Sometimes when Evil moves in, the Angels rise high. It’s hard to write during these dark days. But inspiration couldn’t come stronger from any other source. Thank you, Leonard Cohen for gracing our life with ‘Hallelujah’. He passed this week. So, I say to you, Leonard Cohen, “God bless you and comfort you on the rest of your journey. And thank you for giving us this fine gift.”

Many years ago, I had a strong déjà vu, a vision, a something. I was sitting in the student grill at college and suddenly it was as if I was walking along a narrow street in an ancient Roman city. Strictly from my view out, in the moment, as I scurried along the crowded street. People were walking beside me, going in different directions. I looked down and could see my sandaled feet just below the hem of my toga.

There was a sense of every day hustle as if we all were running our daily errands. As if I was coming back from the market, that kind of thing. There was a continuous row of stucco walls of houses lining the street. I remember I suddenly heard a team of horses racing through the streets, coming around the next corner and knew I needed to get out of the way. There was nowhere to go easily. It was nothing out of the ordinary but I knew if I didn’t, it could be deadly. The driver of the team of horses and its cart would not be slowing down at any cost.

Next I was in what I knew as a kitchen. I was looking out the stucco window opening, no glass, no frame, no curtains. And I remember thinking how beautiful the bright blue sky was. As sparse as that room was, I found beauty in that sky and I was happy. And then suddenly, I was back sitting at the student grill at my college as if nothing had happened. Nothing had changed. It was the most extraordinary thing.

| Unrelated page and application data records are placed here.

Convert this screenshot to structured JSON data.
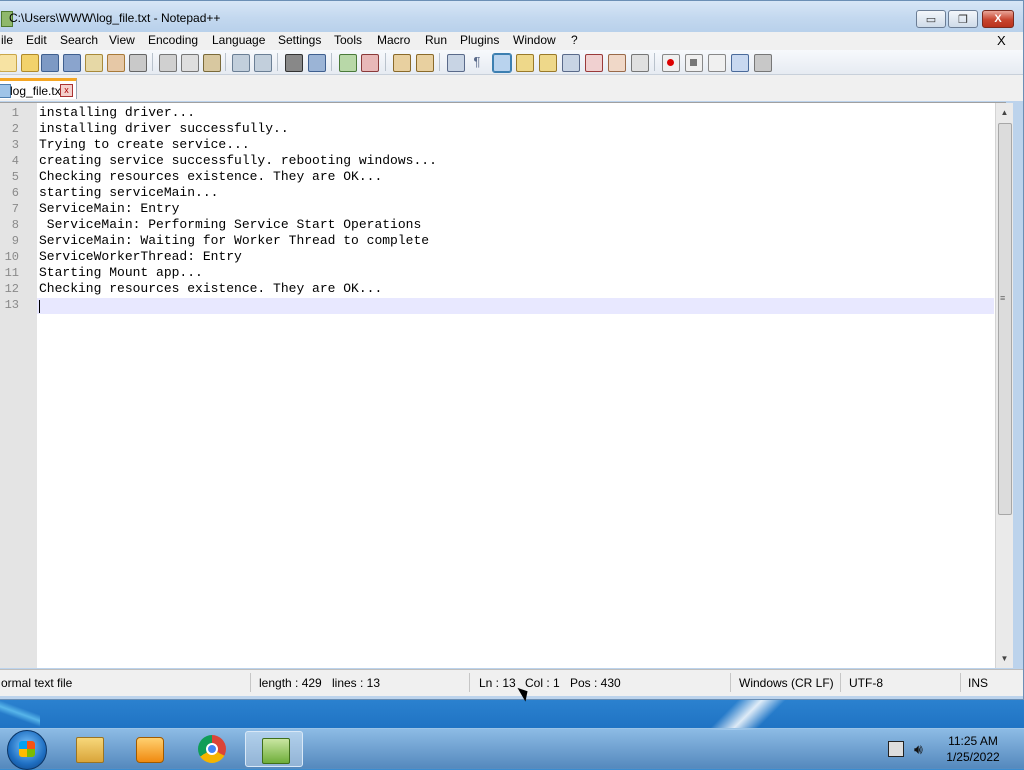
{
  "window": {
    "title": "C:\\Users\\WWW\\log_file.txt - Notepad++",
    "min_symbol": "▭",
    "max_symbol": "❐",
    "close_symbol": "X"
  },
  "menu": {
    "items": [
      "ile",
      "Edit",
      "Search",
      "View",
      "Encoding",
      "Language",
      "Settings",
      "Tools",
      "Macro",
      "Run",
      "Plugins",
      "Window",
      "?"
    ],
    "close_doc": "X"
  },
  "tab": {
    "label": "log_file.txt",
    "close": "x"
  },
  "editor": {
    "lines": [
      "installing driver...",
      "installing driver successfully..",
      "Trying to create service...",
      "creating service successfully. rebooting windows...",
      "Checking resources existence. They are OK...",
      "starting serviceMain...",
      "ServiceMain: Entry",
      " ServiceMain: Performing Service Start Operations",
      "ServiceMain: Waiting for Worker Thread to complete",
      "ServiceWorkerThread: Entry",
      "Starting Mount app...",
      "Checking resources existence. They are OK...",
      ""
    ],
    "line_numbers": [
      "1",
      "2",
      "3",
      "4",
      "5",
      "6",
      "7",
      "8",
      "9",
      "10",
      "11",
      "12",
      "13"
    ]
  },
  "status": {
    "file_type": "ormal text file",
    "length": "length : 429",
    "lines": "lines : 13",
    "ln": "Ln : 13",
    "col": "Col : 1",
    "pos": "Pos : 430",
    "eol": "Windows (CR LF)",
    "encoding": "UTF-8",
    "mode": "INS"
  },
  "taskbar": {
    "clock_time": "11:25 AM",
    "clock_date": "1/25/2022",
    "apps": [
      "explorer-icon",
      "media-player-icon",
      "chrome-icon",
      "notepadpp-icon"
    ]
  },
  "colors": {
    "current_line": "#e8e8ff",
    "tab_accent": "#f5a623",
    "gutter": "#e4e4e4"
  }
}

I’d experienced a glimpse in time, perhaps a past life. I have no other explanation for it. But, certainly, it made me a strong believer in reincarnation.

I could give you light fare. We could chat about acting careers and the deep meaning of the esoteric nuances of archetypes and the importance of overlapping choral improvisation as it relates to auditions. And yet, that seems so trivial right now. So, no thank you, not today. For the last two days, I’ve being thinking of that memory of rushing on foot along the Roman street, the fragility of life and humanity, the overlapping passage of time, and the immense power of ignorance and hate that can turn a corner and trample everything underfoot. Today, it’s not hard for me to imagine sitting up on those hills surrounding ancient Rome and knowing, watching Rome disintegrate.

Even incredible sage-journalist Bill Moyers says it will never be the same. I’ll get back on my horse soon. I’ll blend back in. And we’ll reorganize, we’ll not give up. But for now, I’ll just listen to ‘Hallelujah’ and think of those ancient hills of Rome. -–by Martha Hannah